One of the few good things to come out of 2022 could be the gear shift toward devolution. Here at DevoConnect we have long been of the view that more power needs to be devolved away from Westminster and Whitehall. But will the year of the rabbit also prove to be the year of devolution?

This week, both party leaders set out their vision for the next year. In Starmer’s speech, devolution, levelling-up and the infamous slogan ‘take back control’ took centre stage but what was the Prime Minister really promising?

Given Sunak is the one who has the power, he focused rather too much on delivering short-term wins. But it is clear that both parties are now in ‘Manifesto Mode’ from here on in.

Unlike his predecessors, he has decided to under-promise in the vain hope he might deliver.

The fact is our Prime Minister will have to spend most of the next year firefighting the variety of crises the country is now facing, It’s not an easy job and it’s hard to see how his 5 pledges will unlock the economy the votes he needs.

Of course, Sir Keir has the benefit of not having to deal with the short term, or “sticking plaster” policies, allowing him the privilege of looking ahead to the long-term prize.

Coming off the back of Gordon Brown’s report ‘Renewing out Democracy and Rebuilding our Economy’ it is now clear how Labour would devolve and decentralise power. Keir shows no sign of stopping the devo-drive…

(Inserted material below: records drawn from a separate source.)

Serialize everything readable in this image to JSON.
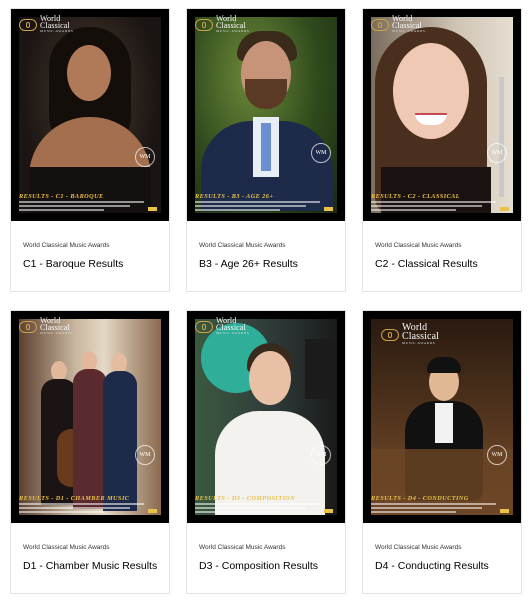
{
  "cards": [
    {
      "org": "World Classical Music Awards",
      "title": "C1 - Baroque Results",
      "banner": "RESULTS - C1 - BAROQUE"
    },
    {
      "org": "World Classical Music Awards",
      "title": "B3 - Age 26+ Results",
      "banner": "RESULTS - B3 - AGE 26+"
    },
    {
      "org": "World Classical Music Awards",
      "title": "C2 - Classical Results",
      "banner": "RESULTS - C2 - CLASSICAL"
    },
    {
      "org": "World Classical Music Awards",
      "title": "D1 - Chamber Music Results",
      "banner": "RESULTS - D1 - CHAMBER MUSIC"
    },
    {
      "org": "World Classical Music Awards",
      "title": "D3 - Composition Results",
      "banner": "RESULTS - D3 - COMPOSITION"
    },
    {
      "org": "World Classical Music Awards",
      "title": "D4 - Conducting Results",
      "banner": "RESULTS - D4 - CONDUCTING"
    }
  ],
  "logo": {
    "line1": "World",
    "line2": "Classical",
    "line3": "MUSIC AWARDS"
  },
  "seal": {
    "text": "WM"
  },
  "colors": {
    "cover_bg": "#000000",
    "accent_gold": "#e8c24a",
    "card_border": "#e4e4e4"
  }
}
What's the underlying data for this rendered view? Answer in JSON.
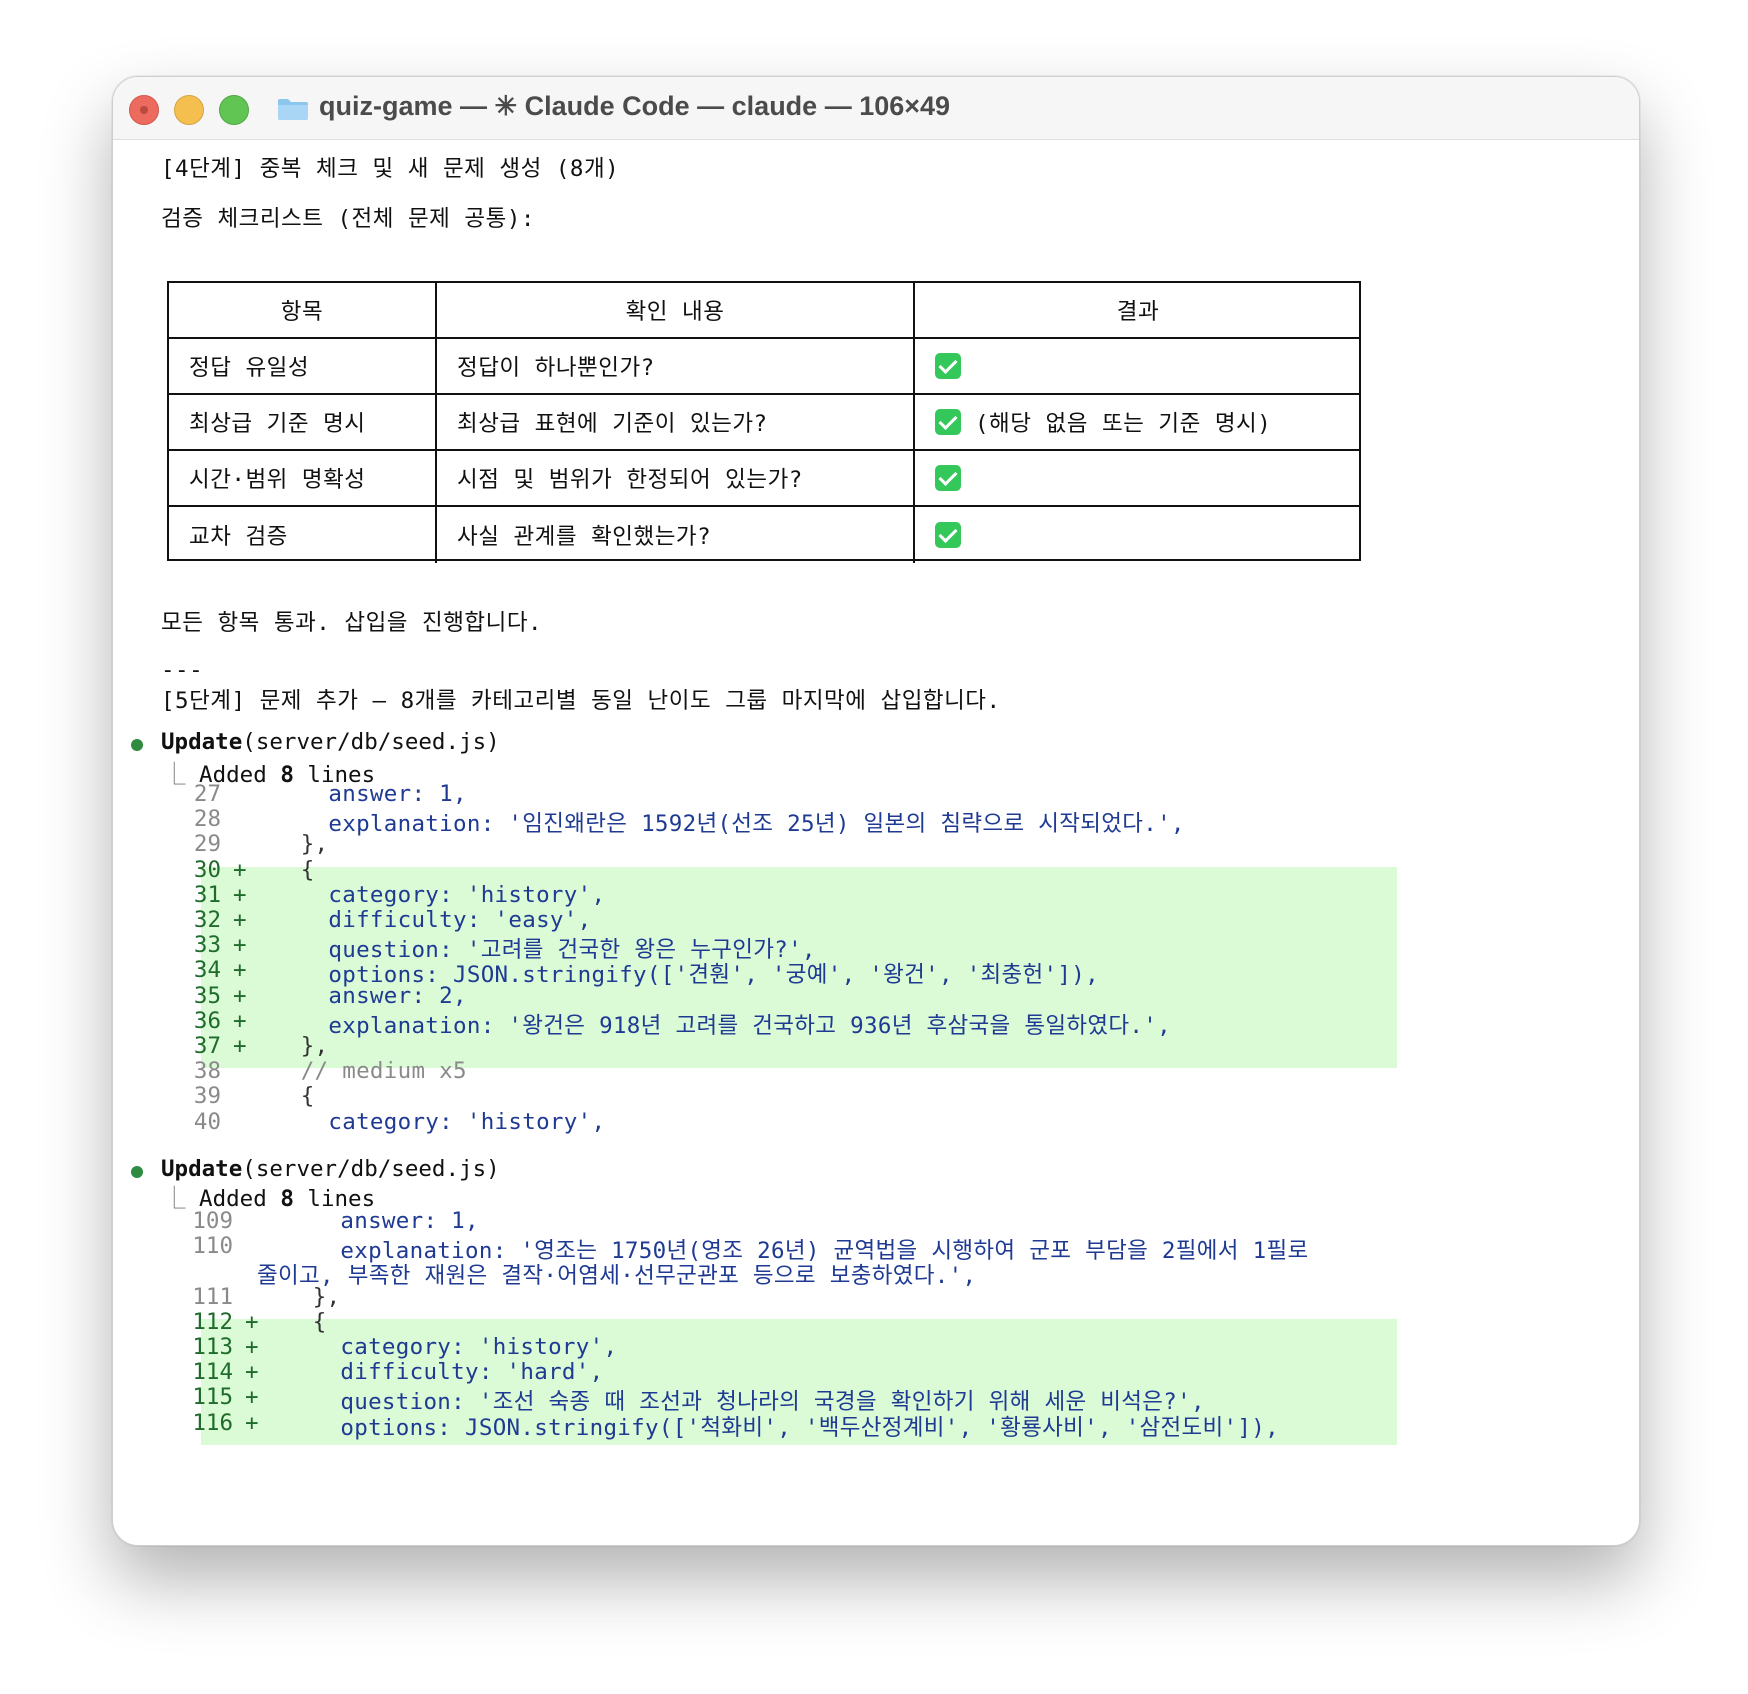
{
  "window": {
    "title": "quiz-game — ✳ Claude Code — claude — 106×49"
  },
  "text": {
    "step4_heading": "[4단계] 중복 체크 및 새 문제 생성 (8개)",
    "checklist_title": "검증 체크리스트 (전체 문제 공통):",
    "all_pass": "모든 항목 통과. 삽입을 진행합니다.",
    "separator": "---",
    "step5_heading": "[5단계] 문제 추가 — 8개를 카테고리별 동일 난이도 그룹 마지막에 삽입합니다."
  },
  "table": {
    "headers": [
      "항목",
      "확인 내용",
      "결과"
    ],
    "rows": [
      {
        "item": "정답 유일성",
        "check": "정답이 하나뿐인가?",
        "note": ""
      },
      {
        "item": "최상급 기준 명시",
        "check": "최상급 표현에 기준이 있는가?",
        "note": "(해당 없음 또는 기준 명시)"
      },
      {
        "item": "시간·범위 명확성",
        "check": "시점 및 범위가 한정되어 있는가?",
        "note": ""
      },
      {
        "item": "교차 검증",
        "check": "사실 관계를 확인했는가?",
        "note": ""
      }
    ]
  },
  "updates": [
    {
      "tool": "Update",
      "args": "(server/db/seed.js)",
      "result_prefix": "Added ",
      "result_count": "8",
      "result_suffix": " lines"
    },
    {
      "tool": "Update",
      "args": "(server/db/seed.js)",
      "result_prefix": "Added ",
      "result_count": "8",
      "result_suffix": " lines"
    }
  ],
  "diff1": [
    {
      "n": "27",
      "add": false,
      "code": "    answer: 1,"
    },
    {
      "n": "28",
      "add": false,
      "code": "    explanation: '임진왜란은 1592년(선조 25년) 일본의 침략으로 시작되었다.',"
    },
    {
      "n": "29",
      "add": false,
      "code": "  },"
    },
    {
      "n": "30",
      "add": true,
      "code": "  {"
    },
    {
      "n": "31",
      "add": true,
      "code": "    category: 'history',"
    },
    {
      "n": "32",
      "add": true,
      "code": "    difficulty: 'easy',"
    },
    {
      "n": "33",
      "add": true,
      "code": "    question: '고려를 건국한 왕은 누구인가?',"
    },
    {
      "n": "34",
      "add": true,
      "code": "    options: JSON.stringify(['견훤', '궁예', '왕건', '최충헌']),"
    },
    {
      "n": "35",
      "add": true,
      "code": "    answer: 2,"
    },
    {
      "n": "36",
      "add": true,
      "code": "    explanation: '왕건은 918년 고려를 건국하고 936년 후삼국을 통일하였다.',"
    },
    {
      "n": "37",
      "add": true,
      "code": "  },"
    },
    {
      "n": "38",
      "add": false,
      "code": "  // medium x5"
    },
    {
      "n": "39",
      "add": false,
      "code": "  {"
    },
    {
      "n": "40",
      "add": false,
      "code": "    category: 'history',"
    }
  ],
  "diff2": [
    {
      "n": "109",
      "add": false,
      "code": "    answer: 1,"
    },
    {
      "n": "110",
      "add": false,
      "code": "    explanation: '영조는 1750년(영조 26년) 균역법을 시행하여 군포 부담을 2필에서 1필로"
    },
    {
      "n": "",
      "add": false,
      "code": "줄이고, 부족한 재원은 결작·어염세·선무군관포 등으로 보충하였다.',"
    },
    {
      "n": "111",
      "add": false,
      "code": "  },"
    },
    {
      "n": "112",
      "add": true,
      "code": "  {"
    },
    {
      "n": "113",
      "add": true,
      "code": "    category: 'history',"
    },
    {
      "n": "114",
      "add": true,
      "code": "    difficulty: 'hard',"
    },
    {
      "n": "115",
      "add": true,
      "code": "    question: '조선 숙종 때 조선과 청나라의 국경을 확인하기 위해 세운 비석은?',"
    },
    {
      "n": "116",
      "add": true,
      "code": "    options: JSON.stringify(['척화비', '백두산정계비', '황룡사비', '삼전도비']),"
    }
  ],
  "colors": {
    "diff_add_bg": "#dafbd6",
    "diff_add_fg": "#1e6b2b",
    "bullet": "#2e8b3f",
    "code_text": "#1f3a93"
  },
  "icons": {
    "folder": "folder-icon",
    "check": "check-mark-icon",
    "bullet": "status-dot-icon"
  }
}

To hear more about what further devolution might entail, come along to our symposium on the 19th of January in Manchester, where we discuss: Can Devolution Deliver Good Growth?

Starmer said that he would announce plans for devolution “in the coming weeks” and that they would be a driving force of the party’s manifesto, government, and renewal. It is said by those close to him that he really believes in a shake-up of Westminster. He has run institutions of the state before, and it appears that he doesn’t think this one is being run very well.

Expect to hear more policy dripped out from Labour in the coming year, as he sets out the case for change and illustrates what his government would do differently. Don’t expect too rash though, as Labour just need to keep on keeping on if they are to stay where they are in the polls. It is because of the polls, as well as the economic whirlwind which we find ourselves in right now, the chances of a General Election this year are very slim.

If you are in public affairs and wanting to influence Labour, then now is the time. This year will likely be the last year that they are not in power for the foreseeable future. So, start building connections and contacts, before Shadow Ministers become swamped with their briefs and before their manifesto is released.

Hope you have a great 2023!